(1865 - 1924) RCA

James Wilson Morrice, Canadian painter, was born in Montreal in 1865. Abandoning law, he went to Paris where he studied painting. He visited Venice, Trinidad, Tunis, and periodically returned to Canada.
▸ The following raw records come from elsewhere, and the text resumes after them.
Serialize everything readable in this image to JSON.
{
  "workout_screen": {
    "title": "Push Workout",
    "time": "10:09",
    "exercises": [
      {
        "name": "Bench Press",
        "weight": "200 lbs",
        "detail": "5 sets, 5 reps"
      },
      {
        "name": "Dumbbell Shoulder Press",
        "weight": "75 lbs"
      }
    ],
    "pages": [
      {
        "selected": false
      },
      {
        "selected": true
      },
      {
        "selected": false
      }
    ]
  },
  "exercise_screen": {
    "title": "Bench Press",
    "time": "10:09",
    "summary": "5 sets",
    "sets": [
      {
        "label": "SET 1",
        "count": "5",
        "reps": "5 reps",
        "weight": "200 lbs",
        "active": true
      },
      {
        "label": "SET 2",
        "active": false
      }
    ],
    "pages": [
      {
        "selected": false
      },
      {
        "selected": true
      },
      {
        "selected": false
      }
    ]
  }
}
Admired for his subtle colouring and delicate rendering of landscapes, Morrice greatly influenced younger Canadian artists.